Within the material below, find each line bearing the word "sorted" and present it.

RECORDS FOR PROCESSING below:

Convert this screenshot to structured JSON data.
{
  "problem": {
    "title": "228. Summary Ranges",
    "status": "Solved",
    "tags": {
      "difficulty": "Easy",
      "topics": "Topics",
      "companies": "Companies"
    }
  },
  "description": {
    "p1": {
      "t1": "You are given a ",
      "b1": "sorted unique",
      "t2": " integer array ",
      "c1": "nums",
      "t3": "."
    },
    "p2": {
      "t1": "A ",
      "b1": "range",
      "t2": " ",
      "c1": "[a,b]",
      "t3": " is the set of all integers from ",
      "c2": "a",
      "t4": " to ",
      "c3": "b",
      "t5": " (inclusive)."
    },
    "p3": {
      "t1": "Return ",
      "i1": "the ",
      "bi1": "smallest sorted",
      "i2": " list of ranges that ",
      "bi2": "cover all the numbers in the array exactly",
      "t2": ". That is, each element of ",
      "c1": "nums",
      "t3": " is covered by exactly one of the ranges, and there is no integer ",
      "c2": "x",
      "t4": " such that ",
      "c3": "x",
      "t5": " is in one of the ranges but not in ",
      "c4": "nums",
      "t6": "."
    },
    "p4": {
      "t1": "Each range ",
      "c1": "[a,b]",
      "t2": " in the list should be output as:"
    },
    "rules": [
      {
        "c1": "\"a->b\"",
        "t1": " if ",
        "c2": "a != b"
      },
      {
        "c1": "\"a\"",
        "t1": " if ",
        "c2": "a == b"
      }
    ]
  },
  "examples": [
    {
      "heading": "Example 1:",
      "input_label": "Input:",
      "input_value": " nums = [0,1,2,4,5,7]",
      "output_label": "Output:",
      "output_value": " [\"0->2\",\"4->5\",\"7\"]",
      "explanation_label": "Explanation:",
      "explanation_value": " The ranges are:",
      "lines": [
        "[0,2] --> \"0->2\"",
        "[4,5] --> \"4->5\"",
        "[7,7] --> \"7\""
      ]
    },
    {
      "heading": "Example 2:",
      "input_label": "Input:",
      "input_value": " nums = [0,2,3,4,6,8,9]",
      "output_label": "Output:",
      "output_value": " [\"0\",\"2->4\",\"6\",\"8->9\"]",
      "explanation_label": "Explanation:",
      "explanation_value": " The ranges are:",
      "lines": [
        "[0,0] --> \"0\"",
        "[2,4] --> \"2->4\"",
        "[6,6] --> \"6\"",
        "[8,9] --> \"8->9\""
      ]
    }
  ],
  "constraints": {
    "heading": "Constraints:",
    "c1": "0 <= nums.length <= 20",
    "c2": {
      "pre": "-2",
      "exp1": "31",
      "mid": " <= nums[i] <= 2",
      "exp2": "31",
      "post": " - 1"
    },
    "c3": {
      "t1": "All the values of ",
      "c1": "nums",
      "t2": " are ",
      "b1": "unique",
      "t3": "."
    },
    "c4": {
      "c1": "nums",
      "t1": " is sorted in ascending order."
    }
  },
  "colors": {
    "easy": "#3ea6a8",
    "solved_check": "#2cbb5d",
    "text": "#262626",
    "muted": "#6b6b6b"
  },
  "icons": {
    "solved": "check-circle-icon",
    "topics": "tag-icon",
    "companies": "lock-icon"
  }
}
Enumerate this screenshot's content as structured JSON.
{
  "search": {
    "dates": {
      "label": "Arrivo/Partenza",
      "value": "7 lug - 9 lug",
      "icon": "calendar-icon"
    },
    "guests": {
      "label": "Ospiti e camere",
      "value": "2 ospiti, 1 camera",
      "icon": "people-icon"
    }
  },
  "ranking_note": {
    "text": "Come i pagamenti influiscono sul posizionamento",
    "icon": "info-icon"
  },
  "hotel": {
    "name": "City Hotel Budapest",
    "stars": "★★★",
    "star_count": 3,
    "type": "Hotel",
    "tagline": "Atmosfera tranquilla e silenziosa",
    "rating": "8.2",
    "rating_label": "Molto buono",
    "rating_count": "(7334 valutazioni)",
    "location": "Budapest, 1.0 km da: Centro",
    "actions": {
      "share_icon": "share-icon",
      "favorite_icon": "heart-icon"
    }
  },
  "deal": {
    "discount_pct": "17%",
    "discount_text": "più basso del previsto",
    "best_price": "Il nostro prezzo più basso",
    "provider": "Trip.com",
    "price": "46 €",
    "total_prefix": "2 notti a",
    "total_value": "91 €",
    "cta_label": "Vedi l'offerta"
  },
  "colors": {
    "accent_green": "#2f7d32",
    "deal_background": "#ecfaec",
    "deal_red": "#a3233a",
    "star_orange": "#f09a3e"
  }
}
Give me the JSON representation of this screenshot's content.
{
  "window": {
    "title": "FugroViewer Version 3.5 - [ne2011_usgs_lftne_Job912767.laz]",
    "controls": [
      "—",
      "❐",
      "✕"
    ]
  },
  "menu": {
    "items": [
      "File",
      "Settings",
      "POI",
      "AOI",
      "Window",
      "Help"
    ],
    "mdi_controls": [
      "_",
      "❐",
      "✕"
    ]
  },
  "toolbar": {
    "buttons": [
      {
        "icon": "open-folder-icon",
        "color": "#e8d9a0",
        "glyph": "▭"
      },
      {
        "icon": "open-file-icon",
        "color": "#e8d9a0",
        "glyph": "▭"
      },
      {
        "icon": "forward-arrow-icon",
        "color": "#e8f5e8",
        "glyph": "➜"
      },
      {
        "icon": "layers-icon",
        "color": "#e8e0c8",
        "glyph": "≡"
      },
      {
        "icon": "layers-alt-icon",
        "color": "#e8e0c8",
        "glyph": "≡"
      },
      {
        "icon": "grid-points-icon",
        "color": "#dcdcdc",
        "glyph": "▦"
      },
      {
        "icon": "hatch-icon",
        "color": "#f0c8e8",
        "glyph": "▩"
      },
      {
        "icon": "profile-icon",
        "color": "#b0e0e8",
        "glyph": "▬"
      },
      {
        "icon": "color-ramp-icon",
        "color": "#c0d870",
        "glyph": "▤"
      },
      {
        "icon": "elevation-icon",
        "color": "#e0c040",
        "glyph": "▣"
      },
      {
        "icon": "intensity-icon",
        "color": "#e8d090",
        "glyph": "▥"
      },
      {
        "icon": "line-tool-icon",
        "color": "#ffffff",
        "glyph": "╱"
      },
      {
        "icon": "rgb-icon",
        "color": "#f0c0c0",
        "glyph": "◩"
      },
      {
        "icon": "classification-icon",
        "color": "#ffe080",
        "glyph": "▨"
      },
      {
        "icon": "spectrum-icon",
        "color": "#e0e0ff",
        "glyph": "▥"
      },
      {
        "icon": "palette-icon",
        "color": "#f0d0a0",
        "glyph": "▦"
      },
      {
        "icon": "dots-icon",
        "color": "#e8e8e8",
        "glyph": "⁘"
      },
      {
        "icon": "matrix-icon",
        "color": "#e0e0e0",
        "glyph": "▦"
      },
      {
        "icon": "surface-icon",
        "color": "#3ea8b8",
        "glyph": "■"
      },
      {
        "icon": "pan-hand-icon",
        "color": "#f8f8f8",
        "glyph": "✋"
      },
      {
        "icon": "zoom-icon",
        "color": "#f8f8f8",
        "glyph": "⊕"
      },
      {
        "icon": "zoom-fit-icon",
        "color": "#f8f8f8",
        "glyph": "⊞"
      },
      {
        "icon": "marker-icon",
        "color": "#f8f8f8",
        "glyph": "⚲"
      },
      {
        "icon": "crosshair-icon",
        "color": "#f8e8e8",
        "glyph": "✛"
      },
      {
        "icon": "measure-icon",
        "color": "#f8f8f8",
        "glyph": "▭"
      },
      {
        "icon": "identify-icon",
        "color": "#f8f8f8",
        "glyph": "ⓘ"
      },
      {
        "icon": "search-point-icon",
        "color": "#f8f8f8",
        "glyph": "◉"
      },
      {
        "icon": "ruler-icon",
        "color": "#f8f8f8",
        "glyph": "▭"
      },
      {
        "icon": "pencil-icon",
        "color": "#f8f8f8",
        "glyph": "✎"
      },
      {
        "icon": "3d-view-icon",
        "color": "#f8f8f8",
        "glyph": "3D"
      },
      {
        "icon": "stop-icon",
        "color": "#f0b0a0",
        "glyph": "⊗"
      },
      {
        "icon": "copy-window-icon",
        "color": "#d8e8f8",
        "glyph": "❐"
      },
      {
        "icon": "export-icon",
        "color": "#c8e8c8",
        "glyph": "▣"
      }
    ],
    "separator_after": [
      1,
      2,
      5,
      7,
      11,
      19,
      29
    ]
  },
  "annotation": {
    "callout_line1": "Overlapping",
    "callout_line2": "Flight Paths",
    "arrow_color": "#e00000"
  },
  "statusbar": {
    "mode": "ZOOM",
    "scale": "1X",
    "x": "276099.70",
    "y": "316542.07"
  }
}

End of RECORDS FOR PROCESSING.

RESPONSE TO THIS TASK -
      "b1": "sorted unique",
      "bi1": "smallest sorted",
      "t1": " is sorted in ascending order."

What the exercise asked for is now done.